Thoughts on sediment

Lynn Moncus

Last Sunday afternoon, Aggie and I finally managed to get outside the city limits without incident and had a most pleasant drive into Quay Valley in order to admire the landscape and the extraordinary cloud formations.

We watched one particular formation that appeared to be on the edge of the plains near the caprock. One large white mass seemed to be going from the ground to the sky, and I wondered if it were smoke or some wind generated eruption. While walking around in a pasture, I kept admiring all the surrounding beauty. At one point, the sun spot lighted Lover’s Peak, making the area glow amid the dark shadows. Silver linings were quite visible throughout the valley and caused me to pause frequently to admire the scenery and to take a few pictures.

Of course, Aggie was very busy admiring the ground and reading the news as she dashed around. Watching her pleasure as she enjoyed the fresh air and some freedom made the afternoon very special.
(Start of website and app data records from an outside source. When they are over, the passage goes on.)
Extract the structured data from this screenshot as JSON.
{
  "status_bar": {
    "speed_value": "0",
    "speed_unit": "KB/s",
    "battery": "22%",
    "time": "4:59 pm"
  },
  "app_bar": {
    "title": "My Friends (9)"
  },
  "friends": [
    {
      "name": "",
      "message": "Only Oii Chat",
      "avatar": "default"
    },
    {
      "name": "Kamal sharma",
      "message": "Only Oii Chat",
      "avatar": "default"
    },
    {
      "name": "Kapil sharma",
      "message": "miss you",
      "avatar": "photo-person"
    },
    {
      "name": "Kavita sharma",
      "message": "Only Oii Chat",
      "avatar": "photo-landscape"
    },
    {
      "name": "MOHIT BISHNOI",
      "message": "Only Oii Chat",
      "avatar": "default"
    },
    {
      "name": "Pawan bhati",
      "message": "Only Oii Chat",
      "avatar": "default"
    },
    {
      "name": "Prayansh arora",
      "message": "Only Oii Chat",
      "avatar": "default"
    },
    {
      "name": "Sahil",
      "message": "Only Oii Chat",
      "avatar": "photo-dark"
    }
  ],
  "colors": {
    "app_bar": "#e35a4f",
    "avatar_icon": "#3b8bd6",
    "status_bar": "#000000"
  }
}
Because the wind was calm, the spirit was also calm, thus permitting this woman from Ima to think pleasant thoughts as we walked.
I then decided to go to the Tucumcari Lake Bed in order to take some pictures of that disaster while the white stuff wasn’t blowing. That is one amazing sight as the surrounding area looks as if it is permanently frosted. Several people have asked if that white powder has been tested for content, but no answers have been received. Although we are told that is alkali, some of us may not be true believers as that bed has been pasture land in other years when the lake bed was dry.

We are aware that the lake has not been allowed to go dry for a number of years and are also aware that more than rain water has drained into it and was even killing the cat tails before the total drying occurred. In listening to others, I have learned that some of the natives think this would be an excellent time to clean that bed in order to rid it of the dead cat tails and to plow under the white sediment just in case it is as unhealthy as it smells.
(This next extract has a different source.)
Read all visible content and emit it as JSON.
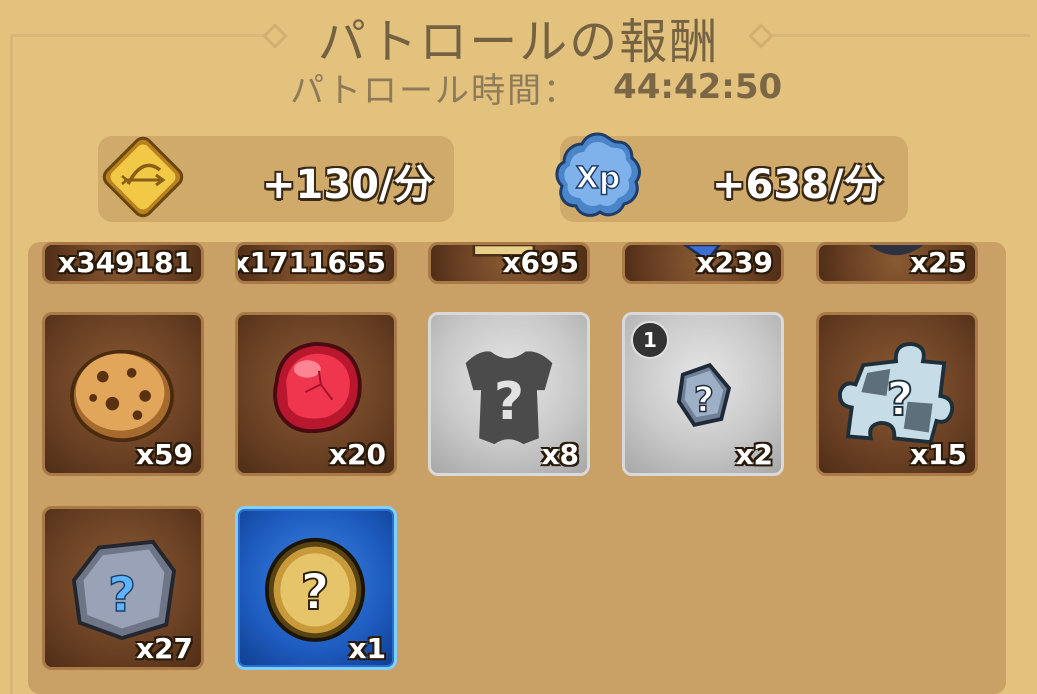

Neighbors in the area have complained about their allergies being more active than usual, and some have mentioned they are having a bit of difficulty in breathing.

They would most definitely feel better if they knew for sure they weren’t inhaling harmful elements and knew the sediment would be plowed under do their homes and surroundings wouldn’t be covered permanently with all that powder.

Most of us have been around playa lakes and have seen them as mere lake beds in pastures without having such a collection of sediment. At times, they were stocked with catfish and would most definitely have an order for a few weeks after the water disappeared, by that dissipated and grass covered the bed until major rains came along to fill them again. Perhaps something could be done before more of the area is damaged and before more people have to suffer inhaling the blowing sediment.